Despite pleadings of the leader of government business in the House, Donald Sangster, to make a decision in the interest of time, members would not agree. The House then adjourned in frustration.
The words for the anthem were submitted by Father Hugh Sherlock. They were a prayerful petition in keeping with the deeply religious nature of the country ... .
Lightbourne's composition was arranged by bandmaster Warrant Officer John Plant of the Hampshire Regiment, which was stationed in Jamaica at that time. The problem was that the music could not fit with the words.
Mapletoft Poulle, an attorney, who also was a bandleader, was given the music and words to synchronise in a new arrangement. He was not successful, so he used four bars from Lightbourne's composition and created a new melody to fit the words. But he was not able to arrange the composition for rendition by a band. Major Joe Williams, member of the Jamaica Military Band (later bandmaster), was given the assignment and successfully arranged the final version for playing by a band and presented it for submission to the committee.
At some point before the audition in the House, a radio station got a tape of a Ted Wade entry and began playing it on the air as the proposed national anthem. It was arranged for band and choir. Naturally, this gave the rendition great depth and Jamaicans were commenting favourably. However, there was one major problem. Ted Wade was an Englishman, and it was considered inappropriate for the national anthem to be composed by a non-Jamaican.
When the members of the House were invited to hear the two renditions on tape, the Poulle-Lightbourne composition, suitably arranged by Major Williams, was the more appealing.
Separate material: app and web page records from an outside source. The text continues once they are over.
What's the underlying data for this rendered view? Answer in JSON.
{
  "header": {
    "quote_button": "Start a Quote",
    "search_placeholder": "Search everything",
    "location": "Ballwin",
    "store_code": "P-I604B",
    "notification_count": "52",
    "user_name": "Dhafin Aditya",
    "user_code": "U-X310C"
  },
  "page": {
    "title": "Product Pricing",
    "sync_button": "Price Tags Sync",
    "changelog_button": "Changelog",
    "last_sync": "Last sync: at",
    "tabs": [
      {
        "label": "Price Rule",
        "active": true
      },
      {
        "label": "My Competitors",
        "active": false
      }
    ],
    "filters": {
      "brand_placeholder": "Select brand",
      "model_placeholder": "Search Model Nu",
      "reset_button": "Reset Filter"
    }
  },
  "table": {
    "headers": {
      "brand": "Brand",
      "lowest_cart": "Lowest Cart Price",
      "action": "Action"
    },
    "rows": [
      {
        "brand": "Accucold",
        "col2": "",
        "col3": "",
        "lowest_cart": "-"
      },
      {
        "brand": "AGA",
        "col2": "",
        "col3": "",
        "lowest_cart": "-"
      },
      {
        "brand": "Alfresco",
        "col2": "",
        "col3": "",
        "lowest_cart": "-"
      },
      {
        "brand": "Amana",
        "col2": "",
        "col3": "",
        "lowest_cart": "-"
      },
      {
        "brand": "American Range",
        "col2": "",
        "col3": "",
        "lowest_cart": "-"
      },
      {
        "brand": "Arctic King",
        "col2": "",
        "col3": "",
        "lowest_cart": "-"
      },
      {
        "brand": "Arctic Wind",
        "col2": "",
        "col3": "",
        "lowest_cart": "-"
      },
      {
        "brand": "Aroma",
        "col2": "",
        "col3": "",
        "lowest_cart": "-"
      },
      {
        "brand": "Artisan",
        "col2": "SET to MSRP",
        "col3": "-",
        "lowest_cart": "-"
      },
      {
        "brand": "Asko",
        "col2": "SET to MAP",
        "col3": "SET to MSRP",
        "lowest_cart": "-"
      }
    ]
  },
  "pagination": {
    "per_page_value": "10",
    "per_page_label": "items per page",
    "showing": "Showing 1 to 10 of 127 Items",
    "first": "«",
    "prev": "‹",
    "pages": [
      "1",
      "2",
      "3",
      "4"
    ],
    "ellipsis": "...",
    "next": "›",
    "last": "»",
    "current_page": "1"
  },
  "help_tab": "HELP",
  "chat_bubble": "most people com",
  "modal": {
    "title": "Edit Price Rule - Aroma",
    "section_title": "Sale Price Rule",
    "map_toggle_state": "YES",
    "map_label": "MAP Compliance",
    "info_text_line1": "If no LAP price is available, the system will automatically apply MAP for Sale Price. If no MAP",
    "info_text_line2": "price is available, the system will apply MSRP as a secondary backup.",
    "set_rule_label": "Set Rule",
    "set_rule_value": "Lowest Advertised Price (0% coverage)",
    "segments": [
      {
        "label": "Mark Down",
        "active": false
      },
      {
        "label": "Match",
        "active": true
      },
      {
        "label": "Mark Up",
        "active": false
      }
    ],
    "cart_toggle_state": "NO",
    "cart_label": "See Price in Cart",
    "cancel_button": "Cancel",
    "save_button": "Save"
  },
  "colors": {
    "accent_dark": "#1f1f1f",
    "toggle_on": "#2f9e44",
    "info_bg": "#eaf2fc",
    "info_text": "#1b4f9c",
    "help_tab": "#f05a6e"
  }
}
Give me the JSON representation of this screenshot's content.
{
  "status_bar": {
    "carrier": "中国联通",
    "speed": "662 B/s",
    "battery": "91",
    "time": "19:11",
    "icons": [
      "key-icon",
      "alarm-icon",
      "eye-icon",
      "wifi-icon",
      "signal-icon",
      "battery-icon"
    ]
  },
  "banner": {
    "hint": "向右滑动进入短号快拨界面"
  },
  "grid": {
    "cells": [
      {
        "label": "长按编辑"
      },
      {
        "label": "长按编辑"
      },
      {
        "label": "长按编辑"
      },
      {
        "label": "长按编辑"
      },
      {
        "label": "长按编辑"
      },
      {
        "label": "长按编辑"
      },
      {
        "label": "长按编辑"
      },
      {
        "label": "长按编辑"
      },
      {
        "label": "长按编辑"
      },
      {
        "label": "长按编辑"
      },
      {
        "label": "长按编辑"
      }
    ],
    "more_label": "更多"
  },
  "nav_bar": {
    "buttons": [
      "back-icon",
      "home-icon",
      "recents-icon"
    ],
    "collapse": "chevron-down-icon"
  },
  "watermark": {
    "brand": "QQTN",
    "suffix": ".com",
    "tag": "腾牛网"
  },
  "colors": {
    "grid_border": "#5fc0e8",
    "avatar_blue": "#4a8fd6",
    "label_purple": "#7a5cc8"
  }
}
There were only two weeks left for Independence.
Great effort had to be put into teaching an entire nation a new anthem in two weeks. That was my responsibility as part of my portfolio of culture and information. The assignment was given to the government public relations office to blitz radio and other media. This was done with sufficient success to create a lusty performance from spectators on the night when the national flag was raised.
The Jamaican anthem was fully accepted by Jamaicans. It is considered to be one of the distinctively melodious of all anthems, though not a rousing national tribute.
But Poulle felt slighted that he had not been given sufficient credit for the composition, although he had joined Lightbourne's name to the credits. As a result, he kept the original score which his family sent to the British Library. It was a regrettable decision which was never corrected. It is time now to correct the omissions regarding Mapletoft Poulle and to approach the British Library for the return of his original score to the land to which it belongs.
Meanwhile, national symbols were selected: the national bird - the hummingbird; the national flower - the lignum vitae bloom; the national tree - the blue mahoe; the national fruit - the ackee.
A national song, prayer and oath were selected for schools; medals were struck to be presented to servicemen; and Independence Scholarships awarded. A five per cent reduction on all prison terms, except those serving life, was granted by the Privy Council of the governor.
The paraphernalia for Independence was now ready to clothe the new Constitution of a new nation. Only the formalities remained of the constitutional passing of regal authority amid pomp and ceremony, applause and cheers of the people of Jamaica receiving nationhood.
is a former prime minister. He is now chancellor of UTech and a
distinguished fellow at the UWI. Email feedback to firstname.lastname@example.org